S. Leigh Thompson
S. Leigh Thompson is a white and mixed-race Native trans queer person with disability and has spent the last 20 years working at the intersections of art and social justice and equity, utilizing Theatre of the Oppressed (TO) techniques and working with and for queer and trans* communities, youth, immigrants and communities of color.
Leigh started organizing in Omaha against Nebraska’s so-called Defense of Marriage Amendment. Ever since Leigh has been dedicated to developing and supporting change-makers. He has experience as an organizer, advocate, lobbyist and campaign strategist at a number organizations, including the ACLU, GLSEN, Race Forward/Colorlines.com and The Forum Project. Currently Leigh is a freelance consultant and trainer at GoBeyondDiversity.com.
Leigh has studied TO and other critical pedagogy techniques for over 20 years, working with practitioners from around the world, including with Augusto Boal on multiple occasions. He has an MA from NYU focusing on utilizing TO for political and social change and is the Immediate Past President of Pedagogy and Theatre of the Oppressed.

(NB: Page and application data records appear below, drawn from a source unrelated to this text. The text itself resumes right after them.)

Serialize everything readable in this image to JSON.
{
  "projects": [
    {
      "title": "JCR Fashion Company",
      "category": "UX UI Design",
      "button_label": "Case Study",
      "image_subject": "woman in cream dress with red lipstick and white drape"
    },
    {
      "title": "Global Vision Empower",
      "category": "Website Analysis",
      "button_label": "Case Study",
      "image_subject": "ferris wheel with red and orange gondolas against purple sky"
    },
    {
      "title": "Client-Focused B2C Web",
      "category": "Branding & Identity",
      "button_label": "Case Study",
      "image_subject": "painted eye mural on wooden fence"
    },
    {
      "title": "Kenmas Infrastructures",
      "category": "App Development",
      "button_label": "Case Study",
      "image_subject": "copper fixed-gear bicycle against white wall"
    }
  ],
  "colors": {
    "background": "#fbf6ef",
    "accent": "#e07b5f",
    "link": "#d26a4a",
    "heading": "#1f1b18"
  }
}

He lives with his husband and tiny baby in Brooklyn, NY.
1Hood Media is a collective of socially conscious artists and activists who believe that art and activism are the best way to raise awareness, challenge inequity and unify humanity. Founded in 2006 to protect local Pittsburgh communities from internal violence, 1Hood has created a legacy of using art and activism to build a community of socially conscious individuals, and inspire others to reflect on their media consumption and practices. Through programming and performance, we engage youth and the community at large to push thinking, change the narrative, and solidify our position as the vanguard of arts and activism.
Named “Best Community Theater” in the 2015 Best of NYC Issue of the Village Voice Falconworks Theater Company is an award-winning community-based arts organization that primarily serves the Red Hook neighborhood in Brooklyn, NYC. Falconworks Artists Group’s mission is to empower individuals and communities through theater and effect social change. Falconworks achieves its aims through theater workshops that cultivate participants’ ability to tell their and their communities’ stories directly. Grounded in techniques from Theater of the Oppressed and adhering to principles of popular education, Falconworks conducts workshops in play-writing and performance that offer individuals the skills and resources to tell their own stories and develop liberatory theater that educates audiences and participants about pressing local issues and discover their own capacity to name the world.